WORK INSTRUCTIONS:
Filter these entries so that only lines with the word "text" remain.

PROVIDED DATA:

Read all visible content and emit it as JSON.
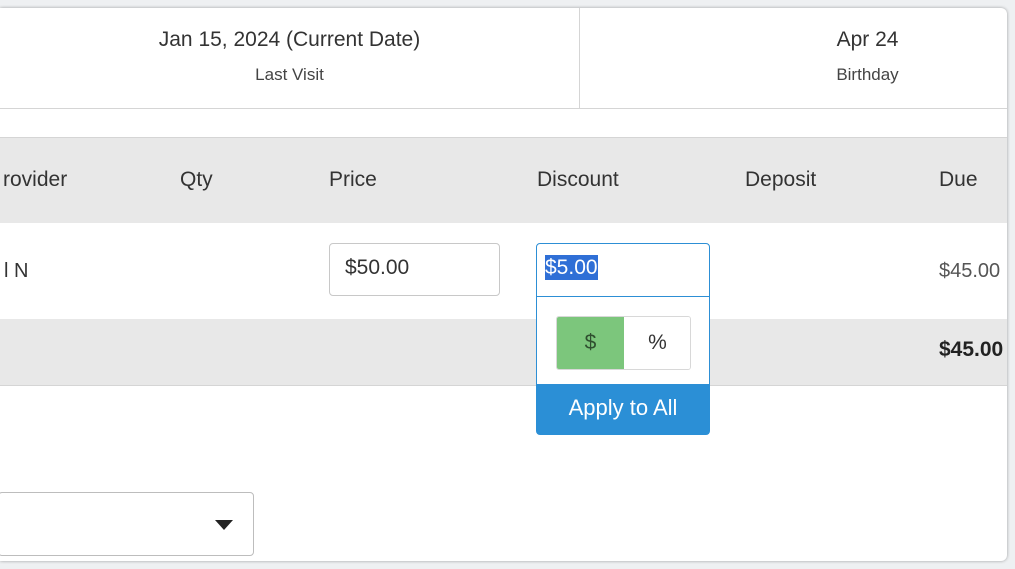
{
  "info": {
    "last_visit": {
      "value": "Jan 15, 2024 (Current Date)",
      "label": "Last Visit"
    },
    "birthday": {
      "value": "Apr 24",
      "label": "Birthday"
    }
  },
  "table": {
    "columns": [
      "rovider",
      "Qty",
      "Price",
      "Discount",
      "Deposit",
      "Due"
    ],
    "row": {
      "provider": "l N",
      "price": "$50.00",
      "discount": "$5.00",
      "due": "$45.00"
    },
    "total_due": "$45.00"
  },
  "discount_popup": {
    "dollar_label": "$",
    "percent_label": "%",
    "selected": "$",
    "apply_label": "Apply to All"
  },
  "colors": {
    "accent": "#2b8fd6",
    "selected_toggle": "#7cc67c",
    "header_bg": "#e8e8e8"
  }
}
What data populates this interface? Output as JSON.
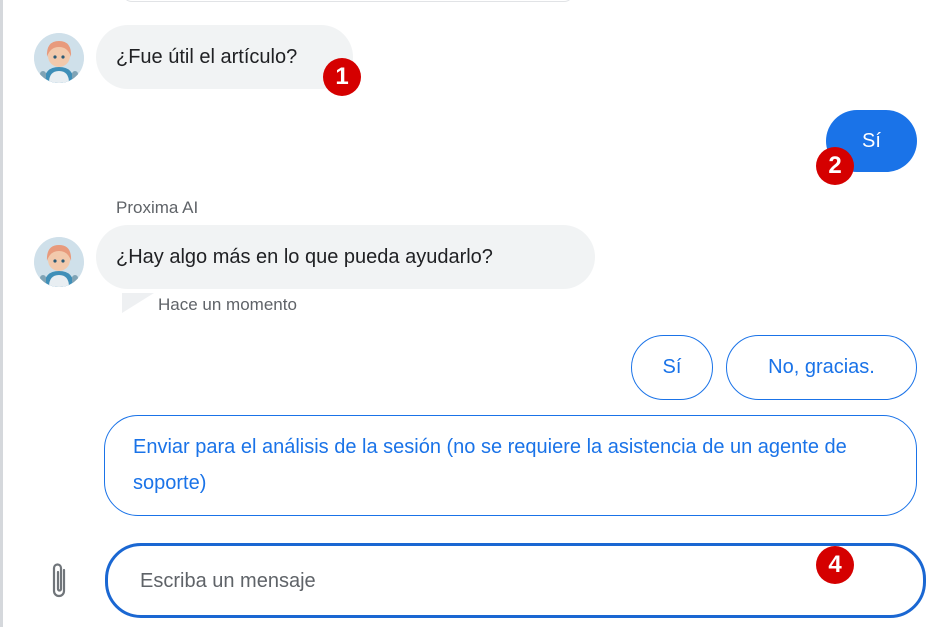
{
  "conversation": {
    "messages": [
      {
        "role": "bot",
        "text": "¿Fue útil el artículo?"
      },
      {
        "role": "user",
        "text": "Sí"
      },
      {
        "role": "bot",
        "sender": "Proxima AI",
        "text": "¿Hay algo más en lo que pueda ayudarlo?",
        "timestamp": "Hace un momento"
      }
    ],
    "quick_replies": [
      "Sí",
      "No, gracias.",
      "Enviar para el análisis de la sesión (no se requiere la asistencia de un agente de soporte)"
    ]
  },
  "composer": {
    "placeholder": "Escriba un mensaje",
    "attach_icon": "paperclip-icon"
  },
  "annotations": [
    "1",
    "2",
    "4"
  ],
  "colors": {
    "accent": "#1a73e8",
    "bot_bubble": "#f1f3f4",
    "marker": "#d50000"
  }
}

TASK SOLUTION:
        "text": "¿Fue útil el artículo?"
        "text": "Sí"
        "text": "¿Hay algo más en lo que pueda ayudarlo?",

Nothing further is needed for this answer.